(App and web page records)
■ ■ ■ ■

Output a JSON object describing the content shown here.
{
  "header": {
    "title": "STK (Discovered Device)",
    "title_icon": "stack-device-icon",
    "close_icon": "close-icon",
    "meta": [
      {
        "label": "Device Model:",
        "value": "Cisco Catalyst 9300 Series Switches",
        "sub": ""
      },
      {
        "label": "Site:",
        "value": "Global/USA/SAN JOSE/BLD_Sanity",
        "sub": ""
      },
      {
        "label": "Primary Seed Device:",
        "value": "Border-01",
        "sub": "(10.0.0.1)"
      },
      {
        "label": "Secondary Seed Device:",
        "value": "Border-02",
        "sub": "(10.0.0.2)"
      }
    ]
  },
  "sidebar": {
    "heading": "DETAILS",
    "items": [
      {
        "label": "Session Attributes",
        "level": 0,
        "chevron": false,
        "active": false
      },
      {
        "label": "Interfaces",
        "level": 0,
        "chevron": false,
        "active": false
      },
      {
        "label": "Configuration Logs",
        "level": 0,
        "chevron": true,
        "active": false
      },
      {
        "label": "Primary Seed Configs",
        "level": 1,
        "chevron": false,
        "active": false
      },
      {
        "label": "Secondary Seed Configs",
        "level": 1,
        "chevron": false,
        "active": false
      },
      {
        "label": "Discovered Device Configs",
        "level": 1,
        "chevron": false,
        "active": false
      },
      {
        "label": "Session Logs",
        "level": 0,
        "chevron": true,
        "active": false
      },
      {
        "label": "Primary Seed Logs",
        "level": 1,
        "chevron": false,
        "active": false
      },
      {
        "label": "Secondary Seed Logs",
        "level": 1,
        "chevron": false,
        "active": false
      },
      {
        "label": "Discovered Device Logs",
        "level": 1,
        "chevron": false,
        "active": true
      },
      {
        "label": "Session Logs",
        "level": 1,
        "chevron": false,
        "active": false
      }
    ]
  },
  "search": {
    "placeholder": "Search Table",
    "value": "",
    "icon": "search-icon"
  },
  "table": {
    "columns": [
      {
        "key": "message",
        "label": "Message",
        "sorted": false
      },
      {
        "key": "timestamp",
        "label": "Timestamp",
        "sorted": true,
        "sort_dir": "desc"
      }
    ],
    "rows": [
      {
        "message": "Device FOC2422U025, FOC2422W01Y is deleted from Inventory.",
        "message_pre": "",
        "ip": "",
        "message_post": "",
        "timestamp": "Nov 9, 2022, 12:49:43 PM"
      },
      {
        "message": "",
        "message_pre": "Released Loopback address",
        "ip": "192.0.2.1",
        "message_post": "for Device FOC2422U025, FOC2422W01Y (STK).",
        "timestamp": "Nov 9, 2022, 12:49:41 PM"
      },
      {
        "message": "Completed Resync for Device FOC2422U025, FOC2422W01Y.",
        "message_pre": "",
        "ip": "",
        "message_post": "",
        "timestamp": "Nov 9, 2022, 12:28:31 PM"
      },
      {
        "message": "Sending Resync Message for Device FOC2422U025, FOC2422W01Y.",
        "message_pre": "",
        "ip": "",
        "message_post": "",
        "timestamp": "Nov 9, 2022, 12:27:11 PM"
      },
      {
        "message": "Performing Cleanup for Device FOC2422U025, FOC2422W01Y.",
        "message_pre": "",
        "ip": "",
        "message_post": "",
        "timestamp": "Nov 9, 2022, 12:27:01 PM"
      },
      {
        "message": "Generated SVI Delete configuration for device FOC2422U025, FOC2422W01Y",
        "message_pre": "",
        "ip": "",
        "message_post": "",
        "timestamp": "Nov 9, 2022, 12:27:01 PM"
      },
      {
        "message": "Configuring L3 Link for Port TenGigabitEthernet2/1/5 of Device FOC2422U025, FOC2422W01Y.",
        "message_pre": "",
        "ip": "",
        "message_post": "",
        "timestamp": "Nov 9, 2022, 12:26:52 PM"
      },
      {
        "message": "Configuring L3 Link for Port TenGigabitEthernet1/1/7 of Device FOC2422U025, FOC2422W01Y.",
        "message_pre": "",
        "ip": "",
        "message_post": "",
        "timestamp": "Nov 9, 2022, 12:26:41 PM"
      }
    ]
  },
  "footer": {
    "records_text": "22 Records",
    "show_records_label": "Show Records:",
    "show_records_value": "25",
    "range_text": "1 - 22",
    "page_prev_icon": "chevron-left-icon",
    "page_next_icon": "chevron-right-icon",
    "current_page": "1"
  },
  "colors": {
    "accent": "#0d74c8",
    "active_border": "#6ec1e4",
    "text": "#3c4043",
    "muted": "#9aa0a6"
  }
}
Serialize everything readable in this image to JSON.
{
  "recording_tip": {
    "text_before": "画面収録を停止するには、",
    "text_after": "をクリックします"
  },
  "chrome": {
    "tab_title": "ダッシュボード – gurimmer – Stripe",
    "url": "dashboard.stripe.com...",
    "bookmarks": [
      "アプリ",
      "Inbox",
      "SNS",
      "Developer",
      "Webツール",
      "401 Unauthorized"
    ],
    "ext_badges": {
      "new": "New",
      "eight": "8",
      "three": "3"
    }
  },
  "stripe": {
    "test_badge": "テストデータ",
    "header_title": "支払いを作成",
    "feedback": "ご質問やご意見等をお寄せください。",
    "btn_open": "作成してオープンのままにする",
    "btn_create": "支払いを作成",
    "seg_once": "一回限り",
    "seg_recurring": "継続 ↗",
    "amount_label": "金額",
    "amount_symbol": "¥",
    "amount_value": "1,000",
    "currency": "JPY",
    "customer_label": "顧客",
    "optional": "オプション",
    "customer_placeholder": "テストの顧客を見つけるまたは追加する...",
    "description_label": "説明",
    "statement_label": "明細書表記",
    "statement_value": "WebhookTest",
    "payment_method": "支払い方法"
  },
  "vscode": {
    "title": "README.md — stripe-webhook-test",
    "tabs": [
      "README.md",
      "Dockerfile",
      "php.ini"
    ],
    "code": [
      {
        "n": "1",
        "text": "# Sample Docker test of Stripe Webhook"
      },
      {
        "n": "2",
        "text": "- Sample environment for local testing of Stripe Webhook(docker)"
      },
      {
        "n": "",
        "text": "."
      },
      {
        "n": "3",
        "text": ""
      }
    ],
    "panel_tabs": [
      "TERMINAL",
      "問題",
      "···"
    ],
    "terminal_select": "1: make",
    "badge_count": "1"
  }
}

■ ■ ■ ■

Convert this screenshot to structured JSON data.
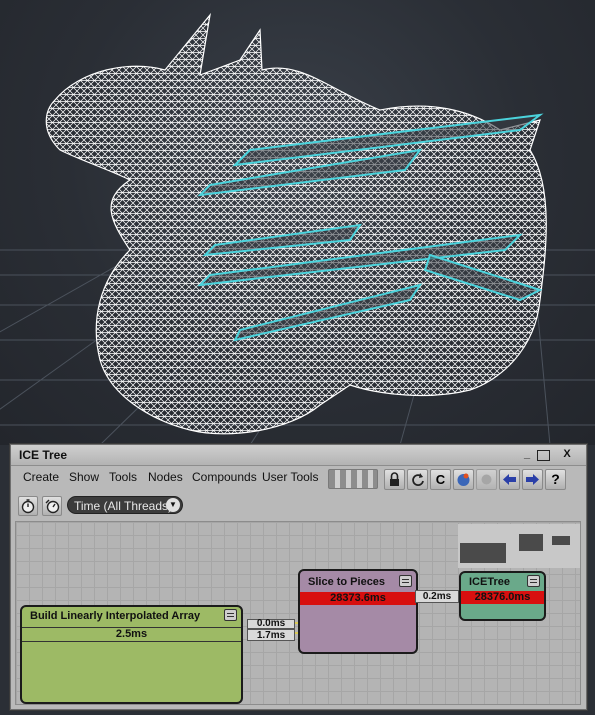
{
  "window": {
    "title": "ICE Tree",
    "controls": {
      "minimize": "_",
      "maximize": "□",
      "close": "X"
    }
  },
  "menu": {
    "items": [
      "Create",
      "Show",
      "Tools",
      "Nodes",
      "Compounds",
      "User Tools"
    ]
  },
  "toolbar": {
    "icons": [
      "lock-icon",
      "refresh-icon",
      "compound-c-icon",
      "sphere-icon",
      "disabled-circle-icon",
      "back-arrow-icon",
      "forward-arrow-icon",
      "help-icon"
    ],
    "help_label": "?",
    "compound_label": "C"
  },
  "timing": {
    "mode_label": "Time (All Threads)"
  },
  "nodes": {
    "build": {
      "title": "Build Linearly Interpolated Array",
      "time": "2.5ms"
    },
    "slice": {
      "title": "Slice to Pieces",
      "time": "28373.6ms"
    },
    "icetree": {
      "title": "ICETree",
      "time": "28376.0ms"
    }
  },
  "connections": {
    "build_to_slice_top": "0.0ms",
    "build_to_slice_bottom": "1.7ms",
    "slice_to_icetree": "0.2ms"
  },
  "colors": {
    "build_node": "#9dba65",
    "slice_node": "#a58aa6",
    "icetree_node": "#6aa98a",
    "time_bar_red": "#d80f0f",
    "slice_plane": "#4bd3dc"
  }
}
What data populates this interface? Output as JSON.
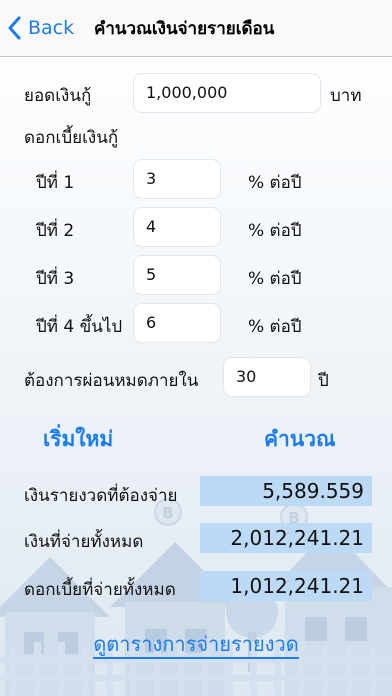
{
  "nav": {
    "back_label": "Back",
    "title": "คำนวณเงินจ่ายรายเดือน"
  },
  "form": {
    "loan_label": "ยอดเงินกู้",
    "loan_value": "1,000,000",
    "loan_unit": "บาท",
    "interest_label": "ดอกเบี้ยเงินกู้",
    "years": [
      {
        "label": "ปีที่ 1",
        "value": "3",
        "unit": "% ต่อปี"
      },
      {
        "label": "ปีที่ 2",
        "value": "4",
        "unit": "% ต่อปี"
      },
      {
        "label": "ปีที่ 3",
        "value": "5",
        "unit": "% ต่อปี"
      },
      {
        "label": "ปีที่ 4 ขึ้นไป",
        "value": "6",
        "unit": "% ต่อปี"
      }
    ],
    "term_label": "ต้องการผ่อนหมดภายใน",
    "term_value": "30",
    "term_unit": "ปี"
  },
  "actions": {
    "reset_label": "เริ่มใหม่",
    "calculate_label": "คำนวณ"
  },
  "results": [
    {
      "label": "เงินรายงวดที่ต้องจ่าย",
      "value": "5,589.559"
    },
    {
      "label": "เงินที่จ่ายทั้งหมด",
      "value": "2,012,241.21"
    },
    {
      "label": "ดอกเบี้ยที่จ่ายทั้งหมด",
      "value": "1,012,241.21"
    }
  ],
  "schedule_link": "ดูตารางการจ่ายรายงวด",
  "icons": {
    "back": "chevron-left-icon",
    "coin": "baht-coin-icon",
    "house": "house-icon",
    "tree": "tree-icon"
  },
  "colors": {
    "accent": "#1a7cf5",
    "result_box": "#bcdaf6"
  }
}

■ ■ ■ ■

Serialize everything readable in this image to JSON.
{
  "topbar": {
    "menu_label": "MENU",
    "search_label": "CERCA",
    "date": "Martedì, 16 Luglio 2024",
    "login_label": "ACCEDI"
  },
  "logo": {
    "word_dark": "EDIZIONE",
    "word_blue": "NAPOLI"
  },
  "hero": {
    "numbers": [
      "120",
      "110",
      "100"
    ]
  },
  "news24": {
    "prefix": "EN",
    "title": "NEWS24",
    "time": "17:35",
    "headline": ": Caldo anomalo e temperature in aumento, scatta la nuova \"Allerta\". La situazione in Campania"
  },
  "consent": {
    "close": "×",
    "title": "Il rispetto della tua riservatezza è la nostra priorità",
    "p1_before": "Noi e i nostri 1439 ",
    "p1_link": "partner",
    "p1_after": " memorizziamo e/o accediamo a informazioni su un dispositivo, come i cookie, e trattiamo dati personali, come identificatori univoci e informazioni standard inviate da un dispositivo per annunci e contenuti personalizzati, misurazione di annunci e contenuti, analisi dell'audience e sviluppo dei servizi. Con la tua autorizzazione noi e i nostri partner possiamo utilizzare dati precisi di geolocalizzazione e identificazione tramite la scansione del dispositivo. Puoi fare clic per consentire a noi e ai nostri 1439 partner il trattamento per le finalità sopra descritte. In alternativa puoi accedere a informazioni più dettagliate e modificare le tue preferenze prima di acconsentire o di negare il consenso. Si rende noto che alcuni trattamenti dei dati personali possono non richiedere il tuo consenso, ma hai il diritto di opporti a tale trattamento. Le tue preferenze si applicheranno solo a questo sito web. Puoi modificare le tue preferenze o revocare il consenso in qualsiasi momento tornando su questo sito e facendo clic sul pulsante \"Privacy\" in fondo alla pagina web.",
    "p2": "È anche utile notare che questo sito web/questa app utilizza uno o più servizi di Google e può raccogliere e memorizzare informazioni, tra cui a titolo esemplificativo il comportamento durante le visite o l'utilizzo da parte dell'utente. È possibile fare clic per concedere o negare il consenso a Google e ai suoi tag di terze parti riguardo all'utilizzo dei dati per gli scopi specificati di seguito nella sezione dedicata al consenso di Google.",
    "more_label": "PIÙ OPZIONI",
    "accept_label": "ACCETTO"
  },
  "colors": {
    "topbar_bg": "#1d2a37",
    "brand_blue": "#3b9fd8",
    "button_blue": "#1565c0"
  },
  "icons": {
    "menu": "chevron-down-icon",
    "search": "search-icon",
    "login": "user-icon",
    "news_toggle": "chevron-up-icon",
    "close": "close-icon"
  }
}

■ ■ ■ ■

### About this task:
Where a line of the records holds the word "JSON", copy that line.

### Your solution:
Output a JSON object describing the content shown here.
Serialize everything readable in this image to JSON.
Convert this screenshot to structured JSON data.
What data populates this interface? Output as JSON.
Serialize everything readable in this image to JSON.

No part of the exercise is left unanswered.